▸ **Data supplied**

☆ ☆ ☆ ☆ ☆ ☆ ☆

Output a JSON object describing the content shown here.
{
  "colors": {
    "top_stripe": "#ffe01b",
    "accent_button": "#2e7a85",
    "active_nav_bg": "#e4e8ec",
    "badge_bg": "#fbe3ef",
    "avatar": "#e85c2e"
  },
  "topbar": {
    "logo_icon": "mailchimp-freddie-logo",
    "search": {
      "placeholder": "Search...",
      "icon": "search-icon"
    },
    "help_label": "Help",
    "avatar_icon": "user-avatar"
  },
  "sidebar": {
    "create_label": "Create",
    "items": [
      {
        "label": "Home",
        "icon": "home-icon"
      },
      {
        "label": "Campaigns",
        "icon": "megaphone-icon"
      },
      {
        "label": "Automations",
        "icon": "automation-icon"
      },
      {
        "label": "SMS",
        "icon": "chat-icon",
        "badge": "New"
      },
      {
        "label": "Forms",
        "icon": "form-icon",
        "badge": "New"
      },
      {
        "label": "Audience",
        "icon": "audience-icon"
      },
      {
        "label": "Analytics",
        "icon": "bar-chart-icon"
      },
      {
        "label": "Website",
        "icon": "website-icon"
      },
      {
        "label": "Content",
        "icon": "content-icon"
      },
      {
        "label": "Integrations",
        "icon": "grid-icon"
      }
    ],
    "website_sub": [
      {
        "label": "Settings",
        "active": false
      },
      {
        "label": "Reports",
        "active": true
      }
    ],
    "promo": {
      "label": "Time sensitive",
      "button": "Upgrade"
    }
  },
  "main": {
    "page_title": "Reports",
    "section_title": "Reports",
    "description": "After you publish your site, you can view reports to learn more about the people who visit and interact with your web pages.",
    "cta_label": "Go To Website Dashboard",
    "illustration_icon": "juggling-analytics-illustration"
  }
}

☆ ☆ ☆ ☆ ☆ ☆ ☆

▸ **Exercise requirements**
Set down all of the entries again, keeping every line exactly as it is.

▸ **Task result**
Output a JSON object describing the content shown here.
{
  "colors": {
    "top_stripe": "#ffe01b",
    "accent_button": "#2e7a85",
    "active_nav_bg": "#e4e8ec",
    "badge_bg": "#fbe3ef",
    "avatar": "#e85c2e"
  },
  "topbar": {
    "logo_icon": "mailchimp-freddie-logo",
    "search": {
      "placeholder": "Search...",
      "icon": "search-icon"
    },
    "help_label": "Help",
    "avatar_icon": "user-avatar"
  },
  "sidebar": {
    "create_label": "Create",
    "items": [
      {
        "label": "Home",
        "icon": "home-icon"
      },
      {
        "label": "Campaigns",
        "icon": "megaphone-icon"
      },
      {
        "label": "Automations",
        "icon": "automation-icon"
      },
      {
        "label": "SMS",
        "icon": "chat-icon",
        "badge": "New"
      },
      {
        "label": "Forms",
        "icon": "form-icon",
        "badge": "New"
      },
      {
        "label": "Audience",
        "icon": "audience-icon"
      },
      {
        "label": "Analytics",
        "icon": "bar-chart-icon"
      },
      {
        "label": "Website",
        "icon": "website-icon"
      },
      {
        "label": "Content",
        "icon": "content-icon"
      },
      {
        "label": "Integrations",
        "icon": "grid-icon"
      }
    ],
    "website_sub": [
      {
        "label": "Settings",
        "active": false
      },
      {
        "label": "Reports",
        "active": true
      }
    ],
    "promo": {
      "label": "Time sensitive",
      "button": "Upgrade"
    }
  },
  "main": {
    "page_title": "Reports",
    "section_title": "Reports",
    "description": "After you publish your site, you can view reports to learn more about the people who visit and interact with your web pages.",
    "cta_label": "Go To Website Dashboard",
    "illustration_icon": "juggling-analytics-illustration"
  }
}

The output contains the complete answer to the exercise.